Here are the top five questions the Braves will face during the remainder of spring training:
Will Cristian Pache start the season as a starting center-back?
While researching reactions to Hank Aaron’s first homerun recently, I found a few newspaper articles that mentioned that Braves manager Charlie Grimm was still planning to put Aaron back on the bench when Bill Bruton returned from an injury in April 1954.
It never happened. But this story reminds us that players much taller than Pache had to prove themselves before taking refuge in a Major League formation.
Pache’s experience in the big league consisted of four home plate appearances before he was forced to become an everyday player in Game 1 of the National League Championship Series. This is a fairly small sample. But while 4-for-22 with a homerun and a brace during that tense week against the Dodgers, the 22-year-old Pache – baseball’s No.12, according to MLB Pipeline – created a reason to think he would be a better option than Ender Inciarte in central field.
Braves manager Brian Snitker has said he does not describe his situation on central pitch as a positional battle between Inciarte and Pache. It’s understandable. There is no reason to put too much pressure on Pache. There is also no reason to agitate Inciarte, who will earn $ 8 million in the final year of his contract.
Spring training is not the best environment for making decisions that could have long term repercussions. But if Pache’s performance over the next few weeks confirms what has been seen during the NLCS, then I think the club would be happy to see him serve as center-back on the opening day.
That being said, the Braves need to be prepared for the possibility that Pache needs more time in the minor leagues. Ronald Acuña Jr. will see some time at center this spring, and Inciarte will be prepared for the possibility of opening one more season as a starting center-back from Atlanta.
Nobody sees Inciarte as a central defender for an entire season. But if using her in that role for another month or two improves on what Pache could deliver over the next few years, wouldn’t that at least be a wise fallback option?

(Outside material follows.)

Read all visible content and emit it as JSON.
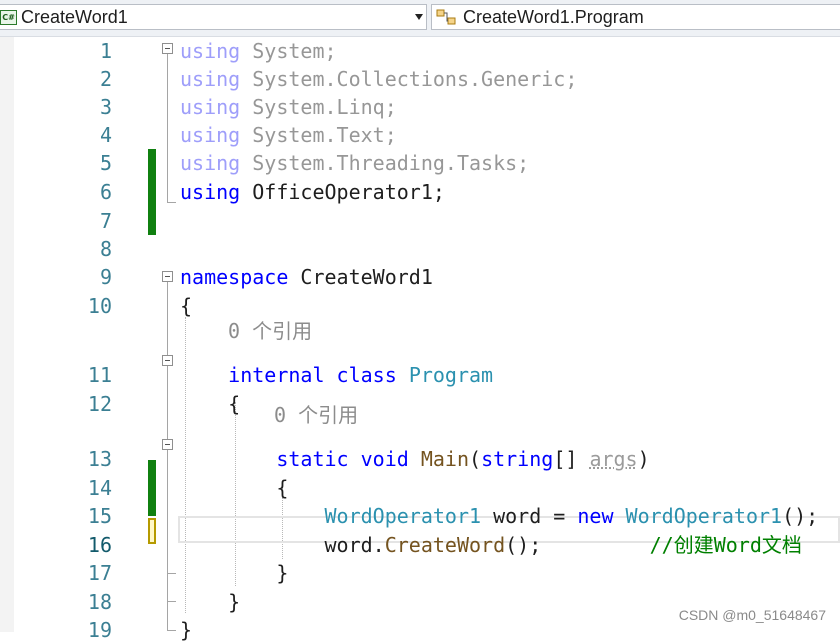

When will Mike Soroka join the Atlanta rotation?
The good news is that Snitker said Soroka was right on time with everything Atlanta was throwing at her. The bad news is that it really doesn’t tell us anything, considering the Braves haven’t revealed their schedule for their talented 23-year-old pitcher, who is returning from a torn right Achilles tendon.
Soroka hasn’t seen any setbacks since he started tossing a mound regularly just over a month ago. He also hasn’t had any problems performing running drills every other day for the past week. But there still shouldn’t be any reason to rush.
With the off-season additions of right-hander Charlie Morton and southpaw Drew Smyly, the Braves have plenty of pitching depth. At the same time, they will need to keep an eye on the workload of all of their starters as they attempt to go through a full 162-game season after a shortened 2020.
Yes, the NL East could be the strongest division in the game. But it would seemingly make sense for Soroka to skip four or five starts if that positions him to be much more durable and efficient in the final four or five months of the season.
So, I think Kyle Wright, Bryse Wilson, or maybe even Huascar Ynoa could bridge that spin point while Soroka spends most or all of April making sure her legs and body are ready. for the long term of this year.
Who will start the season as a backup receiver?
William Contreras has been the organization’s most improved player over the past year. He made great strides training with his All-Star brother, Cubs wide receiver Willson Contreras, during last year’s shutdown. But William, 23, has only played 64 games above Class A Advanced.
If the Braves don’t add a veteran over the next few weeks, they could opt to have Contreras start at Triple-A Gwinnett and use Alex Jackson as a replacement. Jackson has improved defensively over the past couple of years and has enormous raw power. Its high odor rate could affect its long-term status as a big league. But he could be useful in the role for at least a few months, if needed.
Who will occupy the last places in the enclosures?
Will Smith, Chris Martin, Tyler Matzek, AJ Minter and Josh Tomlin can be penciled in five of the available spots. The exact number of vacancies depends on the Braves’ choice to start the season with just four starting pitchers. A few days off early gives them that option.
But for now, let’s assume that there will only be three places available for the pens. Luke Jackson and Grant Dayton are both running out of options. So unless there is a total collapse of one or the other, I project that they will fill two of those places. My favorite for the other spot would be Carl Edwards Jr., who, if in good health, could team up with Martin to give the team at least two options for righties for high leverage situations.
Who will occupy the last places of the bench?
Without the Designated Universal Hitter, the value of pinched hitters will once again increase for clubs in the NL. Johan Camargo, Jake Lamb, Inciarte and Jackson are the top candidates for four of the five spots available. If Camargo proves he can still play the shortstop, the Braves’ picks for that final spot would widen to the point where they could consider carrying Jason Kipnis, who can play second base or either. other field corners if necessary.
Over the past two weeks, the Braves have added a number of potential fourth or fifth outfielders to their camp. But for now, I think their last place on the bench will be taken by a player who is currently with another team.